First of all, let me just say that everything I am going to tell you is the complete and absolute truth. Well yes, I would say that, wouldn’t I? And since I’ve just sworn an oath to this effect, it might seem pointless to offer further assurances, particularly since I can’t back them up. I can’t call witnesses, I can’t produce evidence. All I can do is tell you my story. You’re either going to believe me or you’re not.
Nevertheless, I am going to tell you the truth. Not because I’m incapable of lying. On the contrary, my story is riddled with deceptions, evasions, slanders and falsifications of every kind, as you will see. Nor do I expect you to believe me because my bearing is sincere and my words plausible. Such things might influence the judges of my own country, where people still pretend to believe in the essential niceness of the human race–or at least pretend to pretend.

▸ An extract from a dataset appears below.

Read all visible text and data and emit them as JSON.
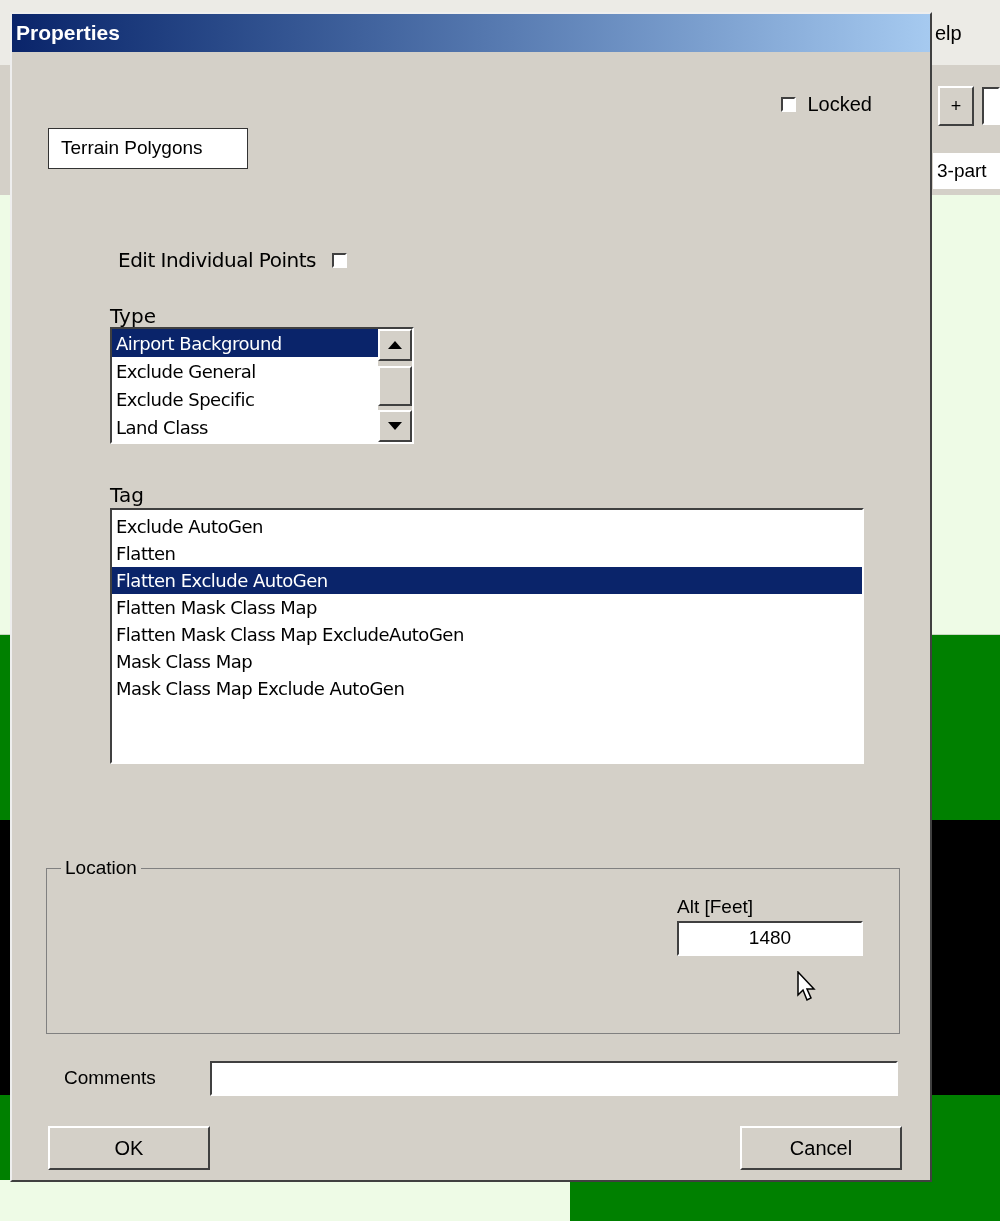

Thus begins the narrator’s hilarious confessional narrative in which he explains and justifies his actions. He tells us his side of this sordid tale of adultery, murder, and social-climbing while waffling on the precise version of events until he creates one he intends to stick to. Part of the reason the novel works so well is that all of the characters are unpleasant, and when the homicidal EFL teacher, a seething mass of envy with a self-admitted “yen for married women” is unleashed in suburbia, the results are explosively funny and wicked. Dibdin takes us deftly into the mind of the sociopathic narrator, and here he is applying grandiosity to murder

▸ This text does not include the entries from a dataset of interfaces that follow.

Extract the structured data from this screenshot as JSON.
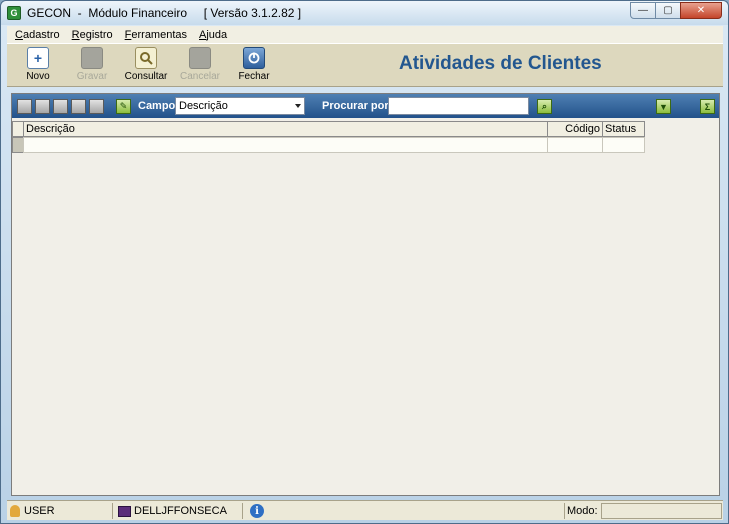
{
  "window": {
    "title": "GECON  -  Módulo Financeiro     [ Versão 3.1.2.82 ]",
    "app_icon_letter": "G",
    "controls": {
      "minimize": "—",
      "maximize": "▢",
      "close": "✕"
    }
  },
  "menubar": {
    "items": [
      {
        "label": "Cadastro",
        "accel": "C",
        "rest": "adastro"
      },
      {
        "label": "Registro",
        "accel": "R",
        "rest": "egistro"
      },
      {
        "label": "Ferramentas",
        "accel": "F",
        "rest": "erramentas"
      },
      {
        "label": "Ajuda",
        "accel": "A",
        "rest": "juda"
      }
    ]
  },
  "toolbar": {
    "novo_label": "Novo",
    "gravar_label": "Gravar",
    "consultar_label": "Consultar",
    "cancelar_label": "Cancelar",
    "fechar_label": "Fechar",
    "novo_icon": "+",
    "page_title": "Atividades de Clientes"
  },
  "filter": {
    "campo_label": "Campo",
    "campo_value": "Descrição",
    "procurar_label": "Procurar por",
    "search_value": "",
    "edit_icon_glyph": "✎",
    "search_icon_glyph": "⌕",
    "filter_icon_glyph": "▼",
    "sum_icon_glyph": "Σ"
  },
  "grid": {
    "columns": [
      {
        "label": "Descrição"
      },
      {
        "label": "Código"
      },
      {
        "label": "Status"
      }
    ]
  },
  "statusbar": {
    "user": "USER",
    "machine": "DELLJFFONSECA",
    "info_glyph": "i",
    "modo_label": "Modo:"
  }
}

It is striking that at a time when just about every other human value has been called into question, the value of life is still universally accepted as an absolute. Despite this, I have no qualms about admitting to men of your culture and experience that the demise of Dennis Parsons seemed to me to be jolly desirable.
With this narrator, Dibdin creates an awful human being who’s always full of unpleasant surprises and whose base actions are unspeakably low and self-serving. Now matter how awful the narrator is, I found myself laughing out loud at his twisted, sick thinking. Just when I thought the narrator had sunk to his lowest behaviour, there were endless disgraceful actions in store.

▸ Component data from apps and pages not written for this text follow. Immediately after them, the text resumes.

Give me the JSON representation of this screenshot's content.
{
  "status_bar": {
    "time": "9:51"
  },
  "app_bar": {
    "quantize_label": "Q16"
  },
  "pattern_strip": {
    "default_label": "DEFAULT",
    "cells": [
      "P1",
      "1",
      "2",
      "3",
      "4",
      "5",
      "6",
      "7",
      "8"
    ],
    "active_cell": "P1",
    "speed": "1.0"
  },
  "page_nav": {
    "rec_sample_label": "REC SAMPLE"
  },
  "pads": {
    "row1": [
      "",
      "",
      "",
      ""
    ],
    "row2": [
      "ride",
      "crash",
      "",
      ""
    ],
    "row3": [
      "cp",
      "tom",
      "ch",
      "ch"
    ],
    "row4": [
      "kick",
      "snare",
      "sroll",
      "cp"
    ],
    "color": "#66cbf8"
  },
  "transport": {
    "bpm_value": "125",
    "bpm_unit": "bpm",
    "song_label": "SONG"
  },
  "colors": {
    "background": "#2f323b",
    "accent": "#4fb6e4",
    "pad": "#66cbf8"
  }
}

I’ve always made a point of borrowing money from women early in the relationship so as to give them a hold over me. It also helps when the time comes to break off the affair, because you can talk about the money instead of feelings and love and messy, painful stuff like that.
In true sociopathic style, the narrator ambushes the reader with his twisted logic. Here he is discussing the past of one of his EFL students, Garcia:
Trish had given me a brief account of the allegations against him, but just to be on the safe side I phoned Amnesty International, posing as a researcher for a TV current affairs programme. Their response was unequivocal, a detailed catalogue of union leaders, students, newspaper editors, civil rights workers, Jews, feminists, priests and intellectuals tortured and murdered, a whole politico-socio-economic subgroup targeted and taken out. I was dismayed. With a record like that, Garcia might well regard the menial task I had to offer him as beneath his dignity.
In this extremely entertaining novel, our narrator leaves a trail of revenge, death and disaster and yet always sees himself as the victim–a simple man who merely tried to turn his life around, and as the crimes rack up, his justifications become more complex, skewed and hilariously wicked. Author Michael Dibdin’s journey into the mind of a sociopath would be chilling if not for the humour, and for this reader the very best parts of this terrific novel occur when the narrator mimics the emotional responses he knows society expects of him.
For Kim’s review, go here. Kim also liked Henry Sutton’s Get Me Out of Here.